On the heels of Women's History Month, two of our very own Voces Verdes leaders share their personal stories and reflections on the critical role of Latinas in this country. Check out the below videos and share them with other Latinas you admire.
Zuraya Tapia is the Director of Development for the U.S.-Mexico Foundation (USMF). Prior to joining USMF, Zuraya served as Executive Director of the Hispanic National Bar Association. In addition to her experience leading a national organization, throughout her career she has held positions in national policy and legislative affairs at NDN (a DC-based political think thank), as staff in the U.S. House of Representatives, and began her career in private law practice at Shaw Pittman LLP. She is a regular commentator in Spanish-language media on policy issues in the U.S. and a panelist on issues regarding immigration and diversity.

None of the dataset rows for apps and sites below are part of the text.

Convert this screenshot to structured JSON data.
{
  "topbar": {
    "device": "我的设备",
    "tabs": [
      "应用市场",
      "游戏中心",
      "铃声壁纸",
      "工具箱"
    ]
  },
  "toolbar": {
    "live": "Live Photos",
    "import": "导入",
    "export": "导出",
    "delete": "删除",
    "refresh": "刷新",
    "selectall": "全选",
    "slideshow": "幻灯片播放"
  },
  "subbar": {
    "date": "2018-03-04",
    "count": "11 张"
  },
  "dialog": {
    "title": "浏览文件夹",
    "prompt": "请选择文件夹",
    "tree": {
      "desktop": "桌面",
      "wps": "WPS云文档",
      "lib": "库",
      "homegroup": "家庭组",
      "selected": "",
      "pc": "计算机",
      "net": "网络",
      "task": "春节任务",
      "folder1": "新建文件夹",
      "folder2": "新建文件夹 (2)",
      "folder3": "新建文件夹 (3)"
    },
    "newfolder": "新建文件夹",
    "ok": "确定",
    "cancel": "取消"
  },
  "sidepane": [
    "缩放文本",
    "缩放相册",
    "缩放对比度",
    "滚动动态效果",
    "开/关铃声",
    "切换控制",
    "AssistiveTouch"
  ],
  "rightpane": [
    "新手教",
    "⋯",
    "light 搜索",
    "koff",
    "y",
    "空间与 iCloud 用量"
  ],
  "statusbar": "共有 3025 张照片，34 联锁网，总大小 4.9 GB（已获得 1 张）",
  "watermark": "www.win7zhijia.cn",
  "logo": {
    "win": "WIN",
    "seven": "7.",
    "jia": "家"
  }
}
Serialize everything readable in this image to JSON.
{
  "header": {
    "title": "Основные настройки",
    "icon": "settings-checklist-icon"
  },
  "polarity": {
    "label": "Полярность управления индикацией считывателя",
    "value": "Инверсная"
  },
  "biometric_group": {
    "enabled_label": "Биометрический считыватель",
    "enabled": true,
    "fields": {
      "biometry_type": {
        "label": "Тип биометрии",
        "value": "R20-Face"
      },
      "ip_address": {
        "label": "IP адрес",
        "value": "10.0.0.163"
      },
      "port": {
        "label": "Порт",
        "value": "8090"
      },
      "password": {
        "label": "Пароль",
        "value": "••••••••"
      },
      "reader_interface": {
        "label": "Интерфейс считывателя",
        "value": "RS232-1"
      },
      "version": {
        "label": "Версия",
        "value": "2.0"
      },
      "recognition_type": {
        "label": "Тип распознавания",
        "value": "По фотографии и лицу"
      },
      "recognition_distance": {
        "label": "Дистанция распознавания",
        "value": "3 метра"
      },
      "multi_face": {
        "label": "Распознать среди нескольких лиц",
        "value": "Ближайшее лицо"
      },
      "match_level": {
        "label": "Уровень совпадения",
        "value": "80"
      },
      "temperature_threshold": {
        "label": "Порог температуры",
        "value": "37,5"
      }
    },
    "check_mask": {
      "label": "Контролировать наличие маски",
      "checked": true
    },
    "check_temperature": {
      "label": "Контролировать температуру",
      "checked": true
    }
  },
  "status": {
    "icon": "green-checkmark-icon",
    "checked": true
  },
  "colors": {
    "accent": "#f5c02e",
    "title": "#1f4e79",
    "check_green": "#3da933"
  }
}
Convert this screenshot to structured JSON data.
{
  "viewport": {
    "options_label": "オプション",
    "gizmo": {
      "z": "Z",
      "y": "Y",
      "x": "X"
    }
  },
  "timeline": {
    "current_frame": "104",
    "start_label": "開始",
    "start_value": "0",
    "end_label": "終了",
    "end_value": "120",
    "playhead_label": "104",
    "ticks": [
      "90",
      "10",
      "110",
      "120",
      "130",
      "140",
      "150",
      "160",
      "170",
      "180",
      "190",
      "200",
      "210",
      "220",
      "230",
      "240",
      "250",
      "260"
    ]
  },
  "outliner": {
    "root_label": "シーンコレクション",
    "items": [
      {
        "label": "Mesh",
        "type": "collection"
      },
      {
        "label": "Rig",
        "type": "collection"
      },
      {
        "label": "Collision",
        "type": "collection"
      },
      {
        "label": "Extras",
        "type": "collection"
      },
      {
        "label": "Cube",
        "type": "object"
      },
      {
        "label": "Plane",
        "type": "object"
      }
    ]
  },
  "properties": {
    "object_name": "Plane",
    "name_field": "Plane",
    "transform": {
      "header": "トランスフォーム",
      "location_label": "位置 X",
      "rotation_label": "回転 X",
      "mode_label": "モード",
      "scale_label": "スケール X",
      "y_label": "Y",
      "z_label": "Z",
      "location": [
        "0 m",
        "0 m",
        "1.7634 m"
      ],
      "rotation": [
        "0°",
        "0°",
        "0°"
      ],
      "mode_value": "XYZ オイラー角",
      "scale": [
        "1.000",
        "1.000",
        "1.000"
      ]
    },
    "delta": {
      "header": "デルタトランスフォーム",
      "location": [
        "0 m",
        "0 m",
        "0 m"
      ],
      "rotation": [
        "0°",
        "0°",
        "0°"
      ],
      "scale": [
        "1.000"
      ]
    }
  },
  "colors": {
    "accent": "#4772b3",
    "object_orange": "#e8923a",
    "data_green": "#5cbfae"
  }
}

“It's critical for Latinas to be involved in public policy both at a local and federal level, because we are care takers, we are mothers, we are daughters, we are often times the bread winner or primary bread winner at home. And so all the decisions being made around us every single day impact our lives, and we have to have a stake in it.”
Amy Hinojosa is the Executive Director of MANA, A National Latina Organization, (MANA) one of the oldest and largest Latina membership organization in the United States.
Prior to joining MANA, Amy served as the Executive Director of the National Association of Hispanic Publications, Inc. (NAHP) and the National Hispanic Press Foundation (NHPF), based in Washington, DC. NAHP is a non-partisan trade advocacy organization representing the leading Spanish language publications in the United States, and NHPF is the partner non-profit organization that promotes Hispanic publications through community outreach to academic and professional institutions, facilitation of research and recognition of excellence in the field.
“I think it’s absolutely critical for Latinos to not only take the voice that we know they have, within their families and local communities but to bring that broader message to the United States, because we are critically unrepresented, and I think women have strength and power, particularly Latinas, to make a difference, and to be strong advocates.”